Have we entered basketball’s version of baseball’s steroid boom? Will the new scoring/usage/shooting numbers have any correlation whatsoever to the old ones? Can we even compare eras anymore? Could a ball hog make history by ball hogging his way to an NBA title?
My gut says no. I believe Westbrook finishes with a 32–10–10, gets linked with Oscar forever … and gets bounced in Round 1. That will happen next season as well, and the season after that, and every other season until he slows down or his teammates improve. Russell Westbrook ain’t changing. And I swear, that isn’t a dig. You can’t put a price on those random League Pass nights when the Russ volcano starts bubbling over, like last week against Utah, when the Jazz were cruising to a victory before Westbrook decided, “Actually, NO” and scored every time until OKC prevailed. Unbelievable. Remarkable. Up there with Jordan, Kobe, you name it. And he’s doing it routinely.
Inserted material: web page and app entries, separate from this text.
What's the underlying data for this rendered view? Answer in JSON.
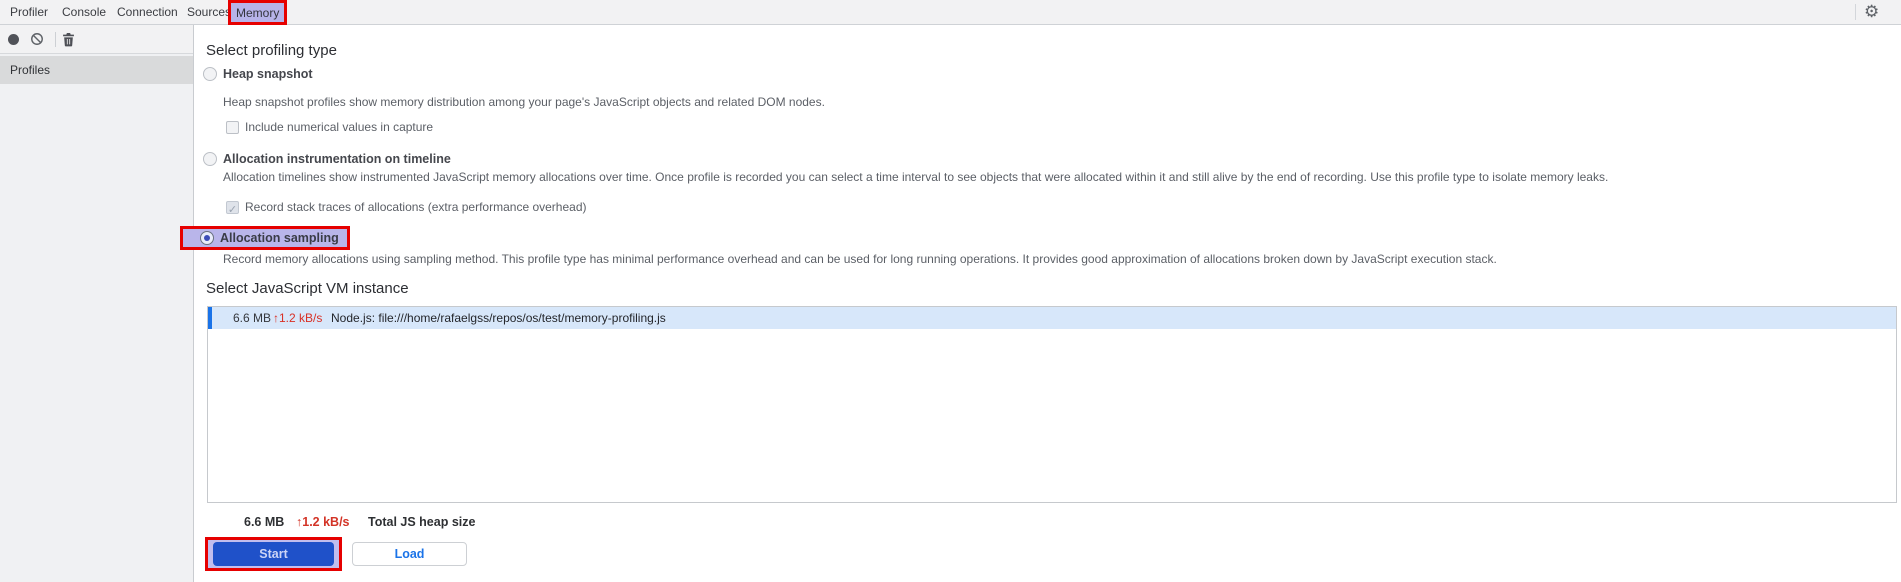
{
  "titlebar": {
    "tabs": [
      {
        "label": "Profiler"
      },
      {
        "label": "Console"
      },
      {
        "label": "Connection"
      },
      {
        "label": "Sources"
      },
      {
        "label": "Memory",
        "active": true,
        "annotated": true
      }
    ]
  },
  "glyphs": {
    "gear": "⚙",
    "check": "✓"
  },
  "sidebar": {
    "toolbar_icons": [
      "record-icon",
      "clear-icon",
      "trash-icon"
    ],
    "profiles_label": "Profiles"
  },
  "profiling": {
    "heading": "Select profiling type",
    "options": [
      {
        "label": "Heap snapshot",
        "selected": false,
        "description": "Heap snapshot profiles show memory distribution among your page's JavaScript objects and related DOM nodes."
      },
      {
        "label": "Allocation instrumentation on timeline",
        "selected": false,
        "description": "Allocation timelines show instrumented JavaScript memory allocations over time. Once profile is recorded you can select a time interval to see objects that were allocated within it and still alive by the end of recording. Use this profile type to isolate memory leaks."
      },
      {
        "label": "Allocation sampling",
        "selected": true,
        "annotated": true,
        "description": "Record memory allocations using sampling method. This profile type has minimal performance overhead and can be used for long running operations. It provides good approximation of allocations broken down by JavaScript execution stack."
      }
    ],
    "heap_checkbox": {
      "label": "Include numerical values in capture",
      "checked": false
    },
    "timeline_checkbox": {
      "label": "Record stack traces of allocations (extra performance overhead)",
      "checked": true,
      "disabled": true
    }
  },
  "vm_section": {
    "heading": "Select JavaScript VM instance",
    "instances": [
      {
        "heap_size": "6.6 MB",
        "rate": "↑1.2 kB/s",
        "name": "Node.js: file:///home/rafaelgss/repos/os/test/memory-profiling.js",
        "selected": true
      }
    ],
    "total": {
      "heap_size": "6.6 MB",
      "rate": "↑1.2 kB/s",
      "label": "Total JS heap size"
    }
  },
  "actions": {
    "start": "Start",
    "load": "Load"
  },
  "colors": {
    "accent_blue": "#1a73e8",
    "annotation_red": "#e60000",
    "annotation_purple": "#b9b5ea",
    "selected_row_blue": "#d7e7fa",
    "rate_red": "#d93025",
    "start_button_blue": "#1f51c9"
  }
}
For all the bad blood between Durant and Westbrook, and all the pain it caused Oklahoma City (and maybe each other, too), their divorce worked out beautifully if you love the NBA. Assuming Durant comes back healthy and happy for the playoffs, both guys ended up getting what they wanted — even if they never admitted as much. Kevin Durant believed there was another level of basketball out there, that he could evolve as a two-way superstar on a remarkably unselfish basketball team. And Russell Westbrook believed that he didn’t need Kevin Durant. They were both right.
Stats current through Wednesday morning.